Of his departure, MacDonald said: “I didn’t want to leave as Brentford was a massive part of my life, probably the best years of my career, but for the sake of my football I had to. It all happened so quickly, a move to Notts County under Martin Allen was more or less done and dusted, which would have been financially better and longer term. But once MK Dons came in for me under Karl Robinson, with the style of football they were playing at the time, it was definitely the right place to go. Playing against Brentford in the cup a few days after making my debut was strange. I managed to escape Marcus Bean and get a header in from a corner to score. For me, the fans were nothing but great for me, so I was never going to celebrate out of respect, and I think they enjoyed the fact the way I carried myself whenever I went back.”

A popular figure in his playing days, MacDonald is an equally welcome face back in TW8 when he returns for the odd commentary stint, when his commitments with Barking allow – and he was full of praise for the part the fans have played in Brentford’s journey to the Premier League. He said: “I do a lot of work for ifollow at Brentford and always say the fans will be sitting watching their team play the likes of Man City and Man United and they deserve it – because they have worked their socks on and off the pitch. I was at the new stadium during covid when it was empty and wondered if it would be able to create the same atmosphere as Griffin Park, the same passion. I did the commentary for the play-off game against Bournemouth – there was only 5,000 fans and I kid you not, I got goosebumps with the noise they were making. You don’t realise how important the fans are as a player until they’re not there. The impact of the stadium being full is fantastic, the fans definitely play their part in what Brentford are doing.”

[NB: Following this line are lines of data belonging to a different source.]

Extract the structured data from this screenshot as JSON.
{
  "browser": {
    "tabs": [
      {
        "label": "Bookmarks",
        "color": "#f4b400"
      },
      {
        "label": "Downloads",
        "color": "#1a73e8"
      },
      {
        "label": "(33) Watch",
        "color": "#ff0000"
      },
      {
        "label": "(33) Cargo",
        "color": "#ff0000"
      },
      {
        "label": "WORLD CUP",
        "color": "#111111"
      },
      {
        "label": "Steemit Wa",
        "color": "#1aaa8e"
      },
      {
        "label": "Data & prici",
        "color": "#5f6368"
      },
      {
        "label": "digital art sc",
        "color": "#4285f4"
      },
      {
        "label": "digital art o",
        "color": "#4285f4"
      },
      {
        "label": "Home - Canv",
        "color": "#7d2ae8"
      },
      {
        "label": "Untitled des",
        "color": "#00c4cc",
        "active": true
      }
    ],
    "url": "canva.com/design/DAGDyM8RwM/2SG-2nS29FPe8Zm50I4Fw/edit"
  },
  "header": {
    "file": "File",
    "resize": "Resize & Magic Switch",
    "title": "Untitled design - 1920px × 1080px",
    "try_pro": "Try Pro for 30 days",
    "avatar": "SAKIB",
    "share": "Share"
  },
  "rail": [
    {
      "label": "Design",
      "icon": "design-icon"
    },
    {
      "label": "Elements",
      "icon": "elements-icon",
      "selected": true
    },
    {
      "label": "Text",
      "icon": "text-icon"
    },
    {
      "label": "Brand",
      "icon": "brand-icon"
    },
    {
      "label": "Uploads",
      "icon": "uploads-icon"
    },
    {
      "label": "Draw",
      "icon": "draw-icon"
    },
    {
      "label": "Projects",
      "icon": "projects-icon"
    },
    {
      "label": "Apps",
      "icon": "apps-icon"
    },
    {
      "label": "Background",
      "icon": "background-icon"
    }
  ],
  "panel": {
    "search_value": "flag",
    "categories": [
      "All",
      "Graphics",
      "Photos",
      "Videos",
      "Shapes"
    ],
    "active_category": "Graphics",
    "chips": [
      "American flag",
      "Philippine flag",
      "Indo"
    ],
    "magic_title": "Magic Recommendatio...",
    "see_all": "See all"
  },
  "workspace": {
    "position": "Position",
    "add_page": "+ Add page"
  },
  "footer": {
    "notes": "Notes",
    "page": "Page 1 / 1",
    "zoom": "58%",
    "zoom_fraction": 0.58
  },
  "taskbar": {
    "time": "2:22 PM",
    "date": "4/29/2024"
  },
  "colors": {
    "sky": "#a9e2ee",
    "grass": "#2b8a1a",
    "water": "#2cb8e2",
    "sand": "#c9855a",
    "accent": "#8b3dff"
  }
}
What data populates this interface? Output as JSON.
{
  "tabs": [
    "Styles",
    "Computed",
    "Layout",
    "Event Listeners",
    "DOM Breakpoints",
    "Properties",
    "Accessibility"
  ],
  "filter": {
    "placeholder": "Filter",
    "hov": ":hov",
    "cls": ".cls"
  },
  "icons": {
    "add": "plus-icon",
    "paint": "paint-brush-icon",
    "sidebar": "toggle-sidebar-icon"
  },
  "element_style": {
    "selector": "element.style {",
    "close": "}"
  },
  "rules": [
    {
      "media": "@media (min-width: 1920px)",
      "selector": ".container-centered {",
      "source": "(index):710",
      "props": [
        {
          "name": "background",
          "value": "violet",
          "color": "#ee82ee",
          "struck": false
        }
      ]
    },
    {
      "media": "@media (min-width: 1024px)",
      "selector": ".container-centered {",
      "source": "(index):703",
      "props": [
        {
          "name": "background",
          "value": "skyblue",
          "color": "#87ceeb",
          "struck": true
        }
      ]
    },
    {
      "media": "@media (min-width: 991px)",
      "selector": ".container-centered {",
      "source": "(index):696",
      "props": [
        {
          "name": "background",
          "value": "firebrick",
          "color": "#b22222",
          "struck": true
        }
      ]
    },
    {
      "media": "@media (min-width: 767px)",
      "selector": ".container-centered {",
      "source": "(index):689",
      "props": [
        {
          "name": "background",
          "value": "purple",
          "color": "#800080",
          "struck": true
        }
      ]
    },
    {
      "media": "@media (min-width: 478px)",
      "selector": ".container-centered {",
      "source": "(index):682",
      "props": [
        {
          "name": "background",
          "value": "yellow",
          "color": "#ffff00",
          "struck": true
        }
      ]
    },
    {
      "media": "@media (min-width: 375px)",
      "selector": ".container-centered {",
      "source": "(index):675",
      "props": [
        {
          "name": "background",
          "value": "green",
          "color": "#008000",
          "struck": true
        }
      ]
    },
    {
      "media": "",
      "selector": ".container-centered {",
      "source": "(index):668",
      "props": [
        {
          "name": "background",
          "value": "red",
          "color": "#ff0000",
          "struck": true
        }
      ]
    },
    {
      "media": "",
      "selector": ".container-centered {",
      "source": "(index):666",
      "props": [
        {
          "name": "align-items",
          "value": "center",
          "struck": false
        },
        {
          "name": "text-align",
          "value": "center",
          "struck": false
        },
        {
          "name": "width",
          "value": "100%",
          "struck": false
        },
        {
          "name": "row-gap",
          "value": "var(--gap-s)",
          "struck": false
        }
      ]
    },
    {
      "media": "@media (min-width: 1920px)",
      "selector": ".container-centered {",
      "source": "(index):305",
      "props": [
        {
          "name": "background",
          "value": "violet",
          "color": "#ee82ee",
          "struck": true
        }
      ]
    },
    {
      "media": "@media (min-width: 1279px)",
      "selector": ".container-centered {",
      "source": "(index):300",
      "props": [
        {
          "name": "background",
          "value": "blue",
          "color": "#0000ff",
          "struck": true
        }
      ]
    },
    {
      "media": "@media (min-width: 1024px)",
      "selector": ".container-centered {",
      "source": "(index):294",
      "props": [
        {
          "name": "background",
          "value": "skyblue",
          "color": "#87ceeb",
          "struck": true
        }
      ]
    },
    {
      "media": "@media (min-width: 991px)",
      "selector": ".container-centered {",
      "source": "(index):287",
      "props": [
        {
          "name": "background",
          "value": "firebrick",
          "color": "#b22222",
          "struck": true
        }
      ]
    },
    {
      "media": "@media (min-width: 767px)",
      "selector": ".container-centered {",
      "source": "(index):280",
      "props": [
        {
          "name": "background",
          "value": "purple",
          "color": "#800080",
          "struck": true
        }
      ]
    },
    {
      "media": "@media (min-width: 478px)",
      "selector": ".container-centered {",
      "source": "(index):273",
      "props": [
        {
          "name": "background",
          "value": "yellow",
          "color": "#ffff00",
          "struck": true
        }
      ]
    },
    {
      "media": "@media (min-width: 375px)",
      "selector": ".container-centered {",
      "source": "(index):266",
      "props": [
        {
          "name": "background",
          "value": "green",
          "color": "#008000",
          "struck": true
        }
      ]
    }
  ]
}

As for his own managerial ambitions, MacDonald added: “The manager got the sack during my injury rehab, so I’ve got the job for foreseeable future, I’ll just see what happens. I’ve been coaching for six years up to U19s and have to do training structures, so nothing is different apart from dealing with young men rather than kids. I gained that respect with my football background and have the knowledge. I didn’t see it as my future to be honest, but I’ll see how it goes. I’ve only got a few grey hairs at the moment – most managers end up fully grey or with no hair. I’m enjoying it, but it can be frustrating – we’ll see where it goes.”

Tim Street